## TASK DETAILS
Gather every line in the records below that contains the word "aruba".

Records from a dataset:
------------------------------------------------
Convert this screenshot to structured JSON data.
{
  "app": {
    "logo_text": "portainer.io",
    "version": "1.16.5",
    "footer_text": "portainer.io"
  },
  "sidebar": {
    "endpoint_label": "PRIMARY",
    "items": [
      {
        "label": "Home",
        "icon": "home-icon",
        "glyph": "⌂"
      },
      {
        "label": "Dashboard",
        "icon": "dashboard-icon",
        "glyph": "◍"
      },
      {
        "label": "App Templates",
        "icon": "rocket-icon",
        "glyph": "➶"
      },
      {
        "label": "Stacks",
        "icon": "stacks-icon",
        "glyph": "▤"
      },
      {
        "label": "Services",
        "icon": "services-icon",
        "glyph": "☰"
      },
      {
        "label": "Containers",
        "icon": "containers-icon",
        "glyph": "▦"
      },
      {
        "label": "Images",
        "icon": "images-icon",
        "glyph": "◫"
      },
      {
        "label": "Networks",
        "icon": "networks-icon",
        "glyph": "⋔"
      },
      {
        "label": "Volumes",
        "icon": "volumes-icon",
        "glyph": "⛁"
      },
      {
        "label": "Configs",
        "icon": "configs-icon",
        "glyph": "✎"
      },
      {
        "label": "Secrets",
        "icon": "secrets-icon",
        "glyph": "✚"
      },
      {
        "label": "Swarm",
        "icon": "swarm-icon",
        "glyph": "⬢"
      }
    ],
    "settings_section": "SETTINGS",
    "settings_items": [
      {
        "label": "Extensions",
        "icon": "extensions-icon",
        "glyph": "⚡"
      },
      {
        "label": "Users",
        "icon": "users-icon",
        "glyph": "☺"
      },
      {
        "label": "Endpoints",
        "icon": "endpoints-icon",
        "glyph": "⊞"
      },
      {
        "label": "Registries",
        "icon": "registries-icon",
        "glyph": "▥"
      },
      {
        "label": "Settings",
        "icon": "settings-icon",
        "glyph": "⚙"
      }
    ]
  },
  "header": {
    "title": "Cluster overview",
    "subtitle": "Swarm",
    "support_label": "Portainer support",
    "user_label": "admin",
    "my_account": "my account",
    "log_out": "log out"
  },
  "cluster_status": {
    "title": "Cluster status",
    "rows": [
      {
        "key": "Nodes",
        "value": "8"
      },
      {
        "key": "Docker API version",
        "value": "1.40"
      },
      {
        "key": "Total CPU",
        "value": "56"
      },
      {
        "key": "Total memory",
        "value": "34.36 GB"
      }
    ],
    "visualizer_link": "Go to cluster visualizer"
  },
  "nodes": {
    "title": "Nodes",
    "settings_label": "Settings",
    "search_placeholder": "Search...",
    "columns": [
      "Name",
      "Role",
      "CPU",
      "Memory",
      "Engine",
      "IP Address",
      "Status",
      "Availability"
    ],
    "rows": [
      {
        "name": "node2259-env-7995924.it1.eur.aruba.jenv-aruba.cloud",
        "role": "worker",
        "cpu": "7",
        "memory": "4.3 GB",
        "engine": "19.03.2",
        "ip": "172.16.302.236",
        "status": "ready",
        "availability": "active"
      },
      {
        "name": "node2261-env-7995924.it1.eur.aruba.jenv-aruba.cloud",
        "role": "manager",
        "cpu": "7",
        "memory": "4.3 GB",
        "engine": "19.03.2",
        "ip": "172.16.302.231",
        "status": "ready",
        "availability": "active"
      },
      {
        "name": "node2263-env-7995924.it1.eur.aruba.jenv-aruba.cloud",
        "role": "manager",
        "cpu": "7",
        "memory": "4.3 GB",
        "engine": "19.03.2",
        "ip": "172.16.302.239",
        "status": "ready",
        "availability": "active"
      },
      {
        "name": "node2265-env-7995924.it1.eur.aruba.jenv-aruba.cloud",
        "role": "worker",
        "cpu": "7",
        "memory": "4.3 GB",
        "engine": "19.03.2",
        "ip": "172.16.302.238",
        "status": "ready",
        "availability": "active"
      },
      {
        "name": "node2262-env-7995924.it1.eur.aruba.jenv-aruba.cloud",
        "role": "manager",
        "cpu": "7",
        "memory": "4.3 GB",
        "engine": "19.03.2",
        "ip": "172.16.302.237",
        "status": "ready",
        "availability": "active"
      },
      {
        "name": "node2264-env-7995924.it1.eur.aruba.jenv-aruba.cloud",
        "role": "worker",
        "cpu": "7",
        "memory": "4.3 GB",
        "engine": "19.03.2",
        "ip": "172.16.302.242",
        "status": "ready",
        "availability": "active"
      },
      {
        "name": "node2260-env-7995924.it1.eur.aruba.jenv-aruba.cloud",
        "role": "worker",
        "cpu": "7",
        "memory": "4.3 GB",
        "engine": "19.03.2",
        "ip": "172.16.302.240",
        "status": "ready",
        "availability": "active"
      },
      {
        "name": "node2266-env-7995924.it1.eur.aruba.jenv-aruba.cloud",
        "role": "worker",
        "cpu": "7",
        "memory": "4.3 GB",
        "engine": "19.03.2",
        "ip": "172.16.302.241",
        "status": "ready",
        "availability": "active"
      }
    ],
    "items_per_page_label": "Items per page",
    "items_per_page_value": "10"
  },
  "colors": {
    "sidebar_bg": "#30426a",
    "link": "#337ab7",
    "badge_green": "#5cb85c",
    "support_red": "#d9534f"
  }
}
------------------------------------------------
## SOLUTION TO THE EXERCISE
        "name": "node2259-env-7995924.it1.eur.aruba.jenv-aruba.cloud",
        "name": "node2261-env-7995924.it1.eur.aruba.jenv-aruba.cloud",
        "name": "node2263-env-7995924.it1.eur.aruba.jenv-aruba.cloud",
        "name": "node2265-env-7995924.it1.eur.aruba.jenv-aruba.cloud",
        "name": "node2262-env-7995924.it1.eur.aruba.jenv-aruba.cloud",
        "name": "node2264-env-7995924.it1.eur.aruba.jenv-aruba.cloud",
        "name": "node2260-env-7995924.it1.eur.aruba.jenv-aruba.cloud",
        "name": "node2266-env-7995924.it1.eur.aruba.jenv-aruba.cloud",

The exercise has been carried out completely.